I know for awhile I was frustrated because if I wanted to take photos and share them it was a process – I had to lug my camera-bag around and upload the photos to my computer and then finally to the internet – but now it takes almost no effort. I carry around my phone-camera and snap pics whenever I want, and I feel it’s good for me as a photographer – it keeps me sharp and aware. Now go and put that phone-camera to work and show the world your photos!

And be sure to check out the Some-Photog-tumblog!

Nostalgia is an un-productive thing

Film is dead.

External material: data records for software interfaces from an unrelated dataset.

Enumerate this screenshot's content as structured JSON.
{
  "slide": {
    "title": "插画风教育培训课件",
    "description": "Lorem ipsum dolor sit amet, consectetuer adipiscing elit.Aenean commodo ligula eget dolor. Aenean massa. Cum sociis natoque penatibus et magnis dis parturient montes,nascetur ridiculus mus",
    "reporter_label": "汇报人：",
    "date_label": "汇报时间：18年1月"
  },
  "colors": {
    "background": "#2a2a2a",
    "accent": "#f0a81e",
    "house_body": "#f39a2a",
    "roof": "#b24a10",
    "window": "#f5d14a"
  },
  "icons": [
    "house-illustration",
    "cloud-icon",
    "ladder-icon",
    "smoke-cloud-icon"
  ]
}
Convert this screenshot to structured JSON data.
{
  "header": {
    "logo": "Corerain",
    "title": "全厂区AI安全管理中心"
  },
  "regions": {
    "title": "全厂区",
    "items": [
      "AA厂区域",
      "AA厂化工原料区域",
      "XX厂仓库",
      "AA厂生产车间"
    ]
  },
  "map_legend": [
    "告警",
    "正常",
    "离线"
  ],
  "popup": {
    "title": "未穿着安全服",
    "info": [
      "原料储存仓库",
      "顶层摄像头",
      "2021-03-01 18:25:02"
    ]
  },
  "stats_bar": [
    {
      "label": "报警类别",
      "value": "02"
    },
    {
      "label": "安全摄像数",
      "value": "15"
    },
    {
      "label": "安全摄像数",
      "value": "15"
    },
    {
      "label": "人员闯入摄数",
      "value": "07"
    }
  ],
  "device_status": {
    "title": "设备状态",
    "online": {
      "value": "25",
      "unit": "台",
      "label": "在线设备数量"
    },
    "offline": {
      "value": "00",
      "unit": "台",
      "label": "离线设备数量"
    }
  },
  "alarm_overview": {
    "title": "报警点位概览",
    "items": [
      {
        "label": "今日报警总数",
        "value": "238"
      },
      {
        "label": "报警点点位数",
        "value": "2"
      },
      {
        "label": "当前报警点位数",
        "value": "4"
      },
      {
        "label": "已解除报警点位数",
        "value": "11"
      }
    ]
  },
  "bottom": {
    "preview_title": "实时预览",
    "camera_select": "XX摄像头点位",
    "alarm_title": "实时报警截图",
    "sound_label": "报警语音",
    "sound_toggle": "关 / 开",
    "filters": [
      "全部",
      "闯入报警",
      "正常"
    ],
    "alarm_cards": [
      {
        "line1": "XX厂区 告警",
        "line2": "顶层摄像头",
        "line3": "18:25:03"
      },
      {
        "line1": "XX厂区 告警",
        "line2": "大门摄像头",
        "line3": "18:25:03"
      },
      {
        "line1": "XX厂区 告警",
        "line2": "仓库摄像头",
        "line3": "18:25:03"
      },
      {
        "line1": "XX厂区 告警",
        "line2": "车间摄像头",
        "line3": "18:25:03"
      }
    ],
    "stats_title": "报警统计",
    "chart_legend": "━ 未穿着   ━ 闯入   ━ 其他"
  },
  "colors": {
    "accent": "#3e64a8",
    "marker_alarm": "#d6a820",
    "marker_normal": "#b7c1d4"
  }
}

There, I said it. There are some hardcore people out there who still believe it to be superior to it’s digital counter-part, but those people are not making any money. Digital is the place to be in today’s professional world of photography.

I admit, I own a Nikon F2, a Holga, and a few Polaroids. I love film in all of it’s formats, But these days, there is no real practical (or commercial) use for it. Film has a certain look or feel to it, as does using a low end camera like a Holga. But really unless you feel like using a damaged lens, you can get these same effects right in photoshop.

Before and after photoshop. Look familiar?

Before and after photoshop. Look familiar?

People may argue “It’s not the same!” and from a certain standing, they are right. But it’s cheaper, and isn’t that what every thing is about these days?

The Polaroid Software

The Polaroid Software

For those of you who cried the day Polaroid discontinued it’s film, you should keep an eye on Polaroid.Net, it’s a great free piece of software that when you import your JPEG’s, it spits them out in a remarkable recreation of a polaroid photo – complete with a  flash, a sound and the option to “Shake it” with the mouse to speed up the development time. The finished pictures even have thumb-prints and dirt on them. The images are fairly high-res considering that it’s a beta, but from the looks of the website there’s a lot more to come.

Sorry to be so tough on you guys, like I said, film is great – but if you want to be in the game you need to accept that you will not make it in that world if you try. But I’m sure that wherever film is, it’s looking upon us and smiling.